    I like where you’re coming from with this, but lots of people don’t get top care now. Lots of people don’t get any care now. And as far as I can tell, the advantages of universal health care aren’t that everyone can go to the best oncologist in America, it’s that *everyone* can get a mammogram (men get breast cancer, too!). And when you can catch your more serious diseases at an early stage, not only is there a lower mortality rate, it costs a lot less. When we’re talking about preventative care, we’re saving even *more* money, even if we don’t care about preventing unnecessary deaths. Publically fund the flu vaccine, save 40,000 people a year. If we assume people are inherently worth millions of dollars, then we’ve just saved a hell of a lot of money. Give people a cervical cancer vaccine, stop having to treat a lot of people for cervical cancer. So not only are we not paying for insurance company profits, we’re not paying for end-stage care for diseases we’ve caught early and we’re not paying to treat pretty much *any* diseases that have available and simple prophylaxis. If we’re talking about having limited funds, I literally cannot imagine an expansion of Medicaid (which is, actually, pretty well run) that wouldn’t *save* us money. Along with saving a hell of a lot of lives.
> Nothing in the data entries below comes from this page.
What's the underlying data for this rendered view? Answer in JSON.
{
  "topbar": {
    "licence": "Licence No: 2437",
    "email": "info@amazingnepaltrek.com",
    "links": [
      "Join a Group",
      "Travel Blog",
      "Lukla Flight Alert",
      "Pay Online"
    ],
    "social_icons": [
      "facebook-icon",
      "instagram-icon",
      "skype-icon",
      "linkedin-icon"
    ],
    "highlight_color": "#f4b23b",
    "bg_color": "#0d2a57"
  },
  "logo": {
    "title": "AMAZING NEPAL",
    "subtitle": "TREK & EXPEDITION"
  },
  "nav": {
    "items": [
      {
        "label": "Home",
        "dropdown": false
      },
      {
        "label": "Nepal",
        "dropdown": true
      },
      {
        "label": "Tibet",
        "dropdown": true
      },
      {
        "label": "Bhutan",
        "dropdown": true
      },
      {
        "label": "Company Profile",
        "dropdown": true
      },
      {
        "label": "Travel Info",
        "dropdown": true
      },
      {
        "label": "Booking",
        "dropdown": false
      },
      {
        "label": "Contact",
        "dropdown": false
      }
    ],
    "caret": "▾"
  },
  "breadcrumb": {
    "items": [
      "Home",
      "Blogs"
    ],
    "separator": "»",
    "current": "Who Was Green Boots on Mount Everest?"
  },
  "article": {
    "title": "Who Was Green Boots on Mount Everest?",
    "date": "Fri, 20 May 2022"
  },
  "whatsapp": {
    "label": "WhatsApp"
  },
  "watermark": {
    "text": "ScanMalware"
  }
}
  108. I found this article a bit confusing. I mean, the true “costs” to the system are not by individual but by year of life. Also, it’s ignoring the input to the economy that healthy and living people add if they are working. That is, if the obese cost 6,200 / year over age 20 but live 4 years less, then to compare apples to apples first you have to add in 6,200*4 to the costs for thin people, which makes the cost differential only 20,000. In addition, it depends on how “productive” those 60 or 64 years are. I don’t necessarily mean adding to the GNP, but comparing someone who’s in good shape and able to interact with their grandkids or putter around the house with someone who can’t walk a mile or can’t take care of their own food needs, e.g. If cancer is a more expensive illness in medical costs, how does it compare in terms of personal costs?

  109. Pingback: Did You Know… « It’s An Insane World Out There

Comments are closed.